[Dataset records]
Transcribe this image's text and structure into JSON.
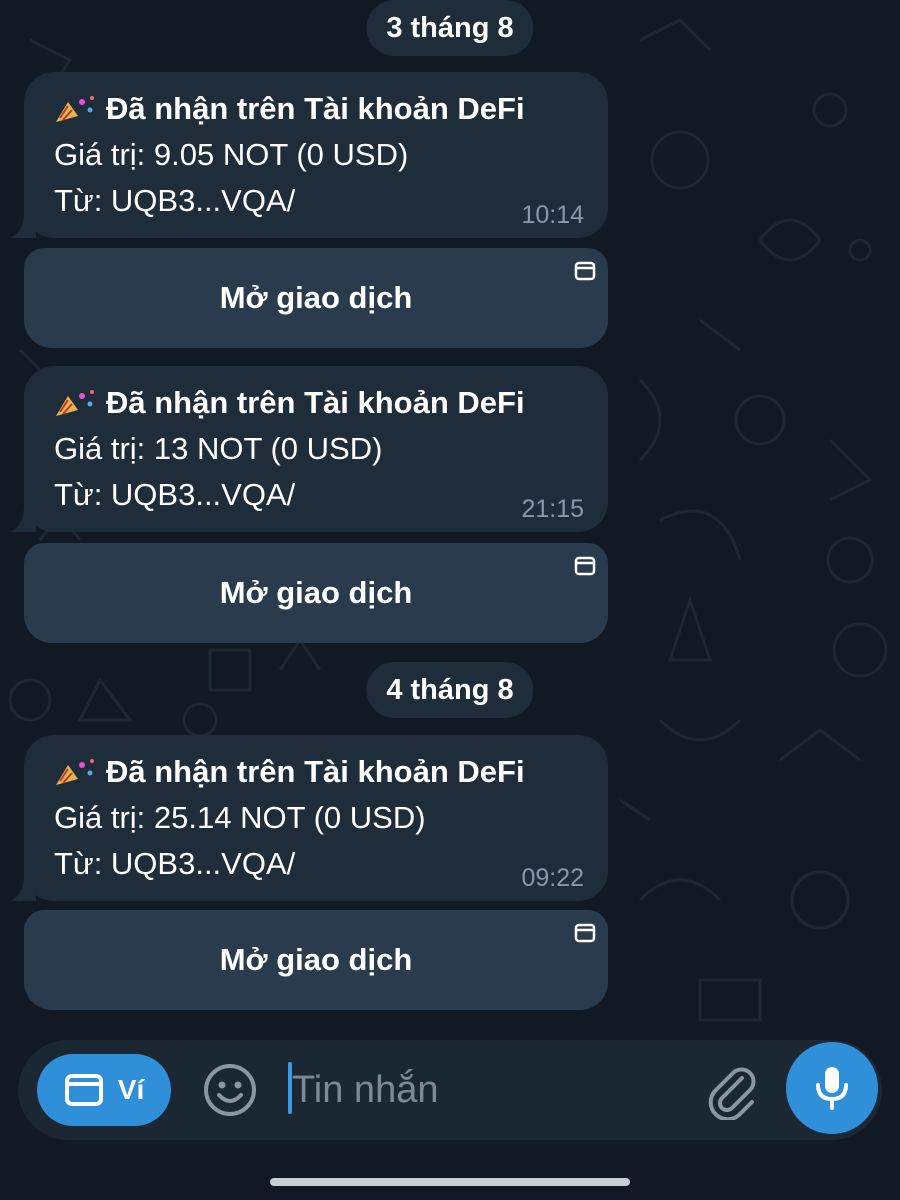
{
  "chat": {
    "day_groups": [
      {
        "date_label": "3 tháng 8",
        "messages": [
          {
            "title": "Đã nhận trên Tài khoản DeFi",
            "value_line": "Giá trị: 9.05 NOT (0 USD)",
            "from_line": "Từ: UQB3...VQA/",
            "time": "10:14",
            "button_label": "Mở giao dịch"
          },
          {
            "title": "Đã nhận trên Tài khoản DeFi",
            "value_line": "Giá trị: 13 NOT (0 USD)",
            "from_line": "Từ: UQB3...VQA/",
            "time": "21:15",
            "button_label": "Mở giao dịch"
          }
        ]
      },
      {
        "date_label": "4 tháng 8",
        "messages": [
          {
            "title": "Đã nhận trên Tài khoản DeFi",
            "value_line": "Giá trị: 25.14 NOT (0 USD)",
            "from_line": "Từ: UQB3...VQA/",
            "time": "09:22",
            "button_label": "Mở giao dịch"
          }
        ]
      }
    ]
  },
  "composer": {
    "wallet_label": "Ví",
    "placeholder": "Tin nhắn"
  },
  "icons": {
    "message_emoji": "party-popper-icon",
    "button_corner": "app-window-icon",
    "wallet": "wallet-window-icon",
    "emoji": "smiley-icon",
    "attach": "paperclip-icon",
    "mic": "microphone-icon"
  },
  "colors": {
    "background": "#111a24",
    "bubble": "#1f2c3a",
    "inline_button": "#2a3b4e",
    "accent": "#2f8fd9",
    "timestamp": "#8a98a7"
  }
}
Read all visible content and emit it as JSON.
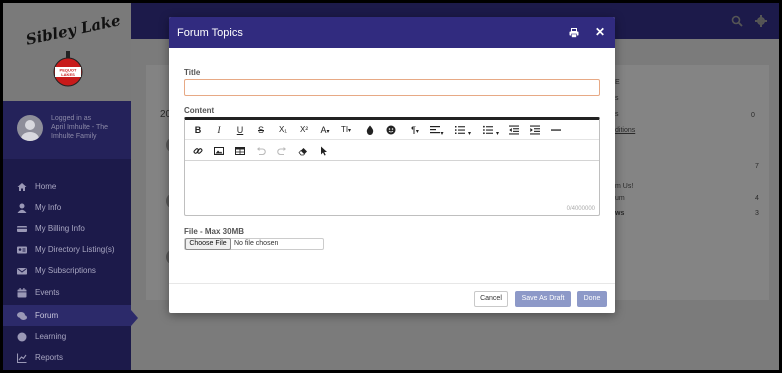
{
  "app": {
    "logo_text": "Sibley Lake",
    "logo_badge_top": "PEQUOT",
    "logo_badge_bottom": "LAKES"
  },
  "user": {
    "logged_in_label": "Logged in as",
    "name_line": "April Imhulte - The Imhulte Family"
  },
  "nav": {
    "items": [
      {
        "label": "Home",
        "icon": "home-icon"
      },
      {
        "label": "My Info",
        "icon": "user-icon"
      },
      {
        "label": "My Billing Info",
        "icon": "billing-icon"
      },
      {
        "label": "My Directory Listing(s)",
        "icon": "id-card-icon"
      },
      {
        "label": "My Subscriptions",
        "icon": "envelope-icon"
      },
      {
        "label": "Events",
        "icon": "calendar-icon"
      },
      {
        "label": "Forum",
        "icon": "comments-icon",
        "active": true
      },
      {
        "label": "Learning",
        "icon": "circle-icon"
      },
      {
        "label": "Reports",
        "icon": "chart-icon"
      }
    ]
  },
  "background": {
    "partial_year": "20",
    "right_col": [
      "E",
      "s",
      "s",
      "ditions",
      "m Us!",
      "um",
      "ws"
    ],
    "right_counts": [
      "0",
      "7",
      "4",
      "3"
    ]
  },
  "modal": {
    "title": "Forum Topics",
    "title_label": "Title",
    "title_value": "",
    "content_label": "Content",
    "char_count": "0/4000000",
    "file_label": "File - Max 30MB",
    "choose_file": "Choose File",
    "no_file": "No file chosen",
    "cancel": "Cancel",
    "save_draft": "Save As Draft",
    "done": "Done"
  },
  "toolbar": {
    "bold": "B",
    "italic": "I",
    "underline": "U",
    "strike": "S",
    "subscript": "X₁",
    "superscript": "X²",
    "font_color": "A",
    "font_size": "TI"
  },
  "colors": {
    "sidebar_bg": "#1c1a4a",
    "modal_header": "#312b7f",
    "primary_button": "#8d99c8",
    "title_input_border": "#e7a985"
  }
}
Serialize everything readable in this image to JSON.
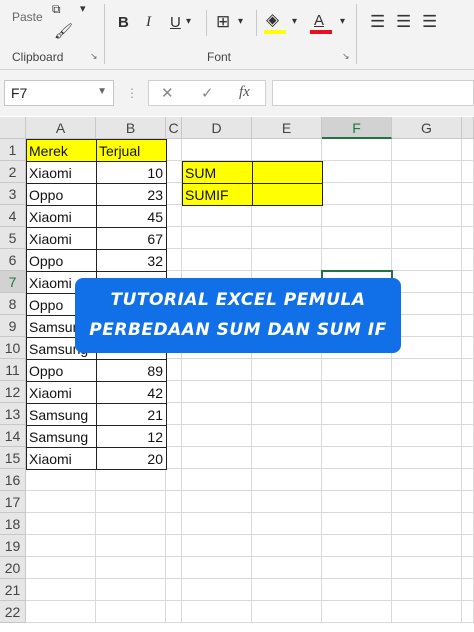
{
  "ribbon": {
    "paste_label": "Paste",
    "clipboard_label": "Clipboard",
    "font_label": "Font",
    "bold": "B",
    "italic": "I",
    "underline": "U",
    "underline_dd": "▾",
    "font_color_letter": "A",
    "colors": {
      "fill": "#ffff00",
      "font": "#e81123"
    }
  },
  "formula_bar": {
    "name_box": "F7",
    "cancel_icon": "✕",
    "enter_icon": "✓",
    "fx_label": "fx",
    "formula": ""
  },
  "columns": [
    "A",
    "B",
    "C",
    "D",
    "E",
    "F",
    "G"
  ],
  "selected_column": "F",
  "rows": [
    "1",
    "2",
    "3",
    "4",
    "5",
    "6",
    "7",
    "8",
    "9",
    "10",
    "11",
    "12",
    "13",
    "14",
    "15",
    "16",
    "17",
    "18",
    "19",
    "20",
    "21",
    "22"
  ],
  "selected_row": "7",
  "table": {
    "header": [
      "Merek",
      "Terjual"
    ],
    "merek": [
      "Xiaomi",
      "Oppo",
      "Xiaomi",
      "Xiaomi",
      "Oppo",
      "Xiaomi",
      "Oppo",
      "Samsung",
      "Samsung",
      "Oppo",
      "Xiaomi",
      "Samsung",
      "Samsung",
      "Xiaomi"
    ],
    "terjual": [
      "10",
      "23",
      "45",
      "67",
      "32",
      "",
      "",
      "",
      "",
      "89",
      "42",
      "21",
      "12",
      "20"
    ]
  },
  "summary": {
    "sum_label": "SUM",
    "sumif_label": "SUMIF",
    "sum_value": "",
    "sumif_value": ""
  },
  "banner": {
    "line1": "TUTORIAL EXCEL PEMULA",
    "line2": "PERBEDAAN SUM DAN SUM IF"
  }
}
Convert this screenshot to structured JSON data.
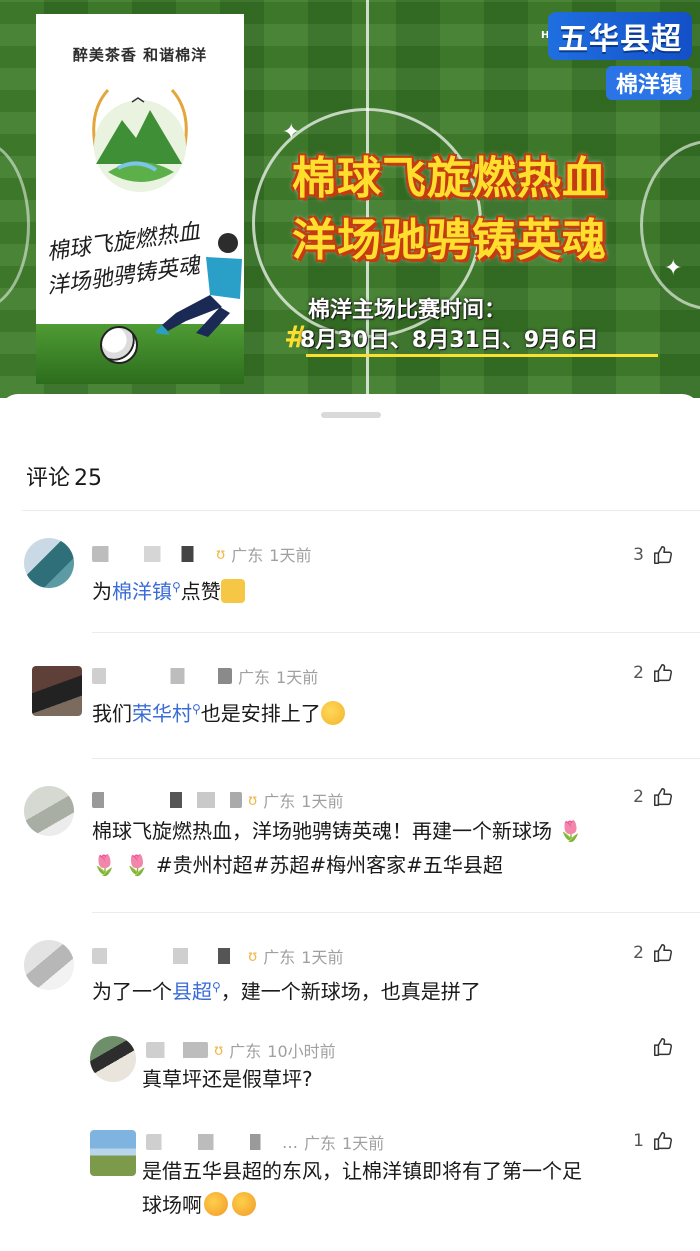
{
  "banner": {
    "poster_slogan": "醉美茶香 和谐棉洋",
    "poster_line1": "棉球飞旋燃热血",
    "poster_line2": "洋场驰骋铸英魂",
    "logo_main": "五华县超",
    "logo_sub": "棉洋镇",
    "hd_badge": "HD",
    "title_line1": "棉球飞旋燃热血",
    "title_line2": "洋场驰骋铸英魂",
    "schedule_label": "棉洋主场比赛时间：",
    "schedule_dates": "8月30日、8月31日、9月6日",
    "hash": "#"
  },
  "comments_header": {
    "label": "评论",
    "count": "25"
  },
  "colors": {
    "link": "#3a6bd6",
    "meta": "#a0a0a0",
    "title_yellow": "#ffdf2e",
    "title_outline": "#c53a10"
  },
  "comments": [
    {
      "location": "广东",
      "time": "1天前",
      "likes": "3",
      "text_pre": "为",
      "link": "棉洋镇",
      "text_post": "点赞",
      "emoji": "thumbs-up-emoji"
    },
    {
      "location": "广东",
      "time": "1天前",
      "likes": "2",
      "text_pre": "我们",
      "link": "荣华村",
      "text_post": "也是安排上了",
      "emoji": "thinking-face-emoji"
    },
    {
      "location": "广东",
      "time": "1天前",
      "likes": "2",
      "line1": "棉球飞旋燃热血，洋场驰骋铸英魂！再建一个新球场",
      "line2": "#贵州村超#苏超#梅州客家#五华县超",
      "emoji": "tulip-emoji"
    },
    {
      "location": "广东",
      "time": "1天前",
      "likes": "2",
      "text_pre": "为了一个",
      "link": "县超",
      "text_post": "，建一个新球场，也真是拼了",
      "replies": [
        {
          "location": "广东",
          "time": "10小时前",
          "likes": "",
          "text": "真草坪还是假草坪?"
        },
        {
          "location": "广东",
          "time": "1天前",
          "likes": "1",
          "name_suffix": "…",
          "line1": "是借五华县超的东风，让棉洋镇即将有了第一个足",
          "line2": "球场啊",
          "emoji": "hot-face-emoji"
        }
      ]
    }
  ]
}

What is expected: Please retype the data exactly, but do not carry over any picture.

Reply to the exercise:
Transcribe this image's text and structure into JSON.
{
  "chat": {
    "day_groups": [
      {
        "date_label": "3 tháng 8",
        "messages": [
          {
            "title": "Đã nhận trên Tài khoản DeFi",
            "value_line": "Giá trị: 9.05 NOT (0 USD)",
            "from_line": "Từ: UQB3...VQA/",
            "time": "10:14",
            "button_label": "Mở giao dịch"
          },
          {
            "title": "Đã nhận trên Tài khoản DeFi",
            "value_line": "Giá trị: 13 NOT (0 USD)",
            "from_line": "Từ: UQB3...VQA/",
            "time": "21:15",
            "button_label": "Mở giao dịch"
          }
        ]
      },
      {
        "date_label": "4 tháng 8",
        "messages": [
          {
            "title": "Đã nhận trên Tài khoản DeFi",
            "value_line": "Giá trị: 25.14 NOT (0 USD)",
            "from_line": "Từ: UQB3...VQA/",
            "time": "09:22",
            "button_label": "Mở giao dịch"
          }
        ]
      }
    ]
  },
  "composer": {
    "wallet_label": "Ví",
    "placeholder": "Tin nhắn"
  },
  "icons": {
    "message_emoji": "party-popper-icon",
    "button_corner": "app-window-icon",
    "wallet": "wallet-window-icon",
    "emoji": "smiley-icon",
    "attach": "paperclip-icon",
    "mic": "microphone-icon"
  },
  "colors": {
    "background": "#111a24",
    "bubble": "#1f2c3a",
    "inline_button": "#2a3b4e",
    "accent": "#2f8fd9",
    "timestamp": "#8a98a7"
  }
}
Read all visible content and emit it as JSON.
{
  "app": {
    "logo_text": "Sibley Lake",
    "logo_badge_top": "PEQUOT",
    "logo_badge_bottom": "LAKES"
  },
  "user": {
    "logged_in_label": "Logged in as",
    "name_line": "April Imhulte - The Imhulte Family"
  },
  "nav": {
    "items": [
      {
        "label": "Home",
        "icon": "home-icon"
      },
      {
        "label": "My Info",
        "icon": "user-icon"
      },
      {
        "label": "My Billing Info",
        "icon": "billing-icon"
      },
      {
        "label": "My Directory Listing(s)",
        "icon": "id-card-icon"
      },
      {
        "label": "My Subscriptions",
        "icon": "envelope-icon"
      },
      {
        "label": "Events",
        "icon": "calendar-icon"
      },
      {
        "label": "Forum",
        "icon": "comments-icon",
        "active": true
      },
      {
        "label": "Learning",
        "icon": "circle-icon"
      },
      {
        "label": "Reports",
        "icon": "chart-icon"
      }
    ]
  },
  "background": {
    "partial_year": "20",
    "right_col": [
      "E",
      "s",
      "s",
      "ditions",
      "m Us!",
      "um",
      "ws"
    ],
    "right_counts": [
      "0",
      "7",
      "4",
      "3"
    ]
  },
  "modal": {
    "title": "Forum Topics",
    "title_label": "Title",
    "title_value": "",
    "content_label": "Content",
    "char_count": "0/4000000",
    "file_label": "File - Max 30MB",
    "choose_file": "Choose File",
    "no_file": "No file chosen",
    "cancel": "Cancel",
    "save_draft": "Save As Draft",
    "done": "Done"
  },
  "toolbar": {
    "bold": "B",
    "italic": "I",
    "underline": "U",
    "strike": "S",
    "subscript": "X₁",
    "superscript": "X²",
    "font_color": "A",
    "font_size": "TI"
  },
  "colors": {
    "sidebar_bg": "#1c1a4a",
    "modal_header": "#312b7f",
    "primary_button": "#8d99c8",
    "title_input_border": "#e7a985"
  }
}
Serialize everything readable in this image to JSON.
{
  "ribbon": {
    "paste_label": "Paste",
    "clipboard_label": "Clipboard",
    "font_label": "Font",
    "bold": "B",
    "italic": "I",
    "underline": "U",
    "underline_dd": "▾",
    "font_color_letter": "A",
    "colors": {
      "fill": "#ffff00",
      "font": "#e81123"
    }
  },
  "formula_bar": {
    "name_box": "F7",
    "cancel_icon": "✕",
    "enter_icon": "✓",
    "fx_label": "fx",
    "formula": ""
  },
  "columns": [
    "A",
    "B",
    "C",
    "D",
    "E",
    "F",
    "G"
  ],
  "selected_column": "F",
  "rows": [
    "1",
    "2",
    "3",
    "4",
    "5",
    "6",
    "7",
    "8",
    "9",
    "10",
    "11",
    "12",
    "13",
    "14",
    "15",
    "16",
    "17",
    "18",
    "19",
    "20",
    "21",
    "22"
  ],
  "selected_row": "7",
  "table": {
    "header": [
      "Merek",
      "Terjual"
    ],
    "merek": [
      "Xiaomi",
      "Oppo",
      "Xiaomi",
      "Xiaomi",
      "Oppo",
      "Xiaomi",
      "Oppo",
      "Samsung",
      "Samsung",
      "Oppo",
      "Xiaomi",
      "Samsung",
      "Samsung",
      "Xiaomi"
    ],
    "terjual": [
      "10",
      "23",
      "45",
      "67",
      "32",
      "",
      "",
      "",
      "",
      "89",
      "42",
      "21",
      "12",
      "20"
    ]
  },
  "summary": {
    "sum_label": "SUM",
    "sumif_label": "SUMIF",
    "sum_value": "",
    "sumif_value": ""
  },
  "banner": {
    "line1": "TUTORIAL EXCEL PEMULA",
    "line2": "PERBEDAAN SUM DAN SUM IF"
  }
}
Convert this screenshot to structured JSON data.
{
  "banner": {
    "poster_slogan": "醉美茶香 和谐棉洋",
    "poster_line1": "棉球飞旋燃热血",
    "poster_line2": "洋场驰骋铸英魂",
    "logo_main": "五华县超",
    "logo_sub": "棉洋镇",
    "hd_badge": "HD",
    "title_line1": "棉球飞旋燃热血",
    "title_line2": "洋场驰骋铸英魂",
    "schedule_label": "棉洋主场比赛时间：",
    "schedule_dates": "8月30日、8月31日、9月6日",
    "hash": "#"
  },
  "comments_header": {
    "label": "评论",
    "count": "25"
  },
  "colors": {
    "link": "#3a6bd6",
    "meta": "#a0a0a0",
    "title_yellow": "#ffdf2e",
    "title_outline": "#c53a10"
  },
  "comments": [
    {
      "location": "广东",
      "time": "1天前",
      "likes": "3",
      "text_pre": "为",
      "link": "棉洋镇",
      "text_post": "点赞",
      "emoji": "thumbs-up-emoji"
    },
    {
      "location": "广东",
      "time": "1天前",
      "likes": "2",
      "text_pre": "我们",
      "link": "荣华村",
      "text_post": "也是安排上了",
      "emoji": "thinking-face-emoji"
    },
    {
      "location": "广东",
      "time": "1天前",
      "likes": "2",
      "line1": "棉球飞旋燃热血，洋场驰骋铸英魂！再建一个新球场",
      "line2": "#贵州村超#苏超#梅州客家#五华县超",
      "emoji": "tulip-emoji"
    },
    {
      "location": "广东",
      "time": "1天前",
      "likes": "2",
      "text_pre": "为了一个",
      "link": "县超",
      "text_post": "，建一个新球场，也真是拼了",
      "replies": [
        {
          "location": "广东",
          "time": "10小时前",
          "likes": "",
          "text": "真草坪还是假草坪?"
        },
        {
          "location": "广东",
          "time": "1天前",
          "likes": "1",
          "name_suffix": "…",
          "line1": "是借五华县超的东风，让棉洋镇即将有了第一个足",
          "line2": "球场啊",
          "emoji": "hot-face-emoji"
        }
      ]
    }
  ]
}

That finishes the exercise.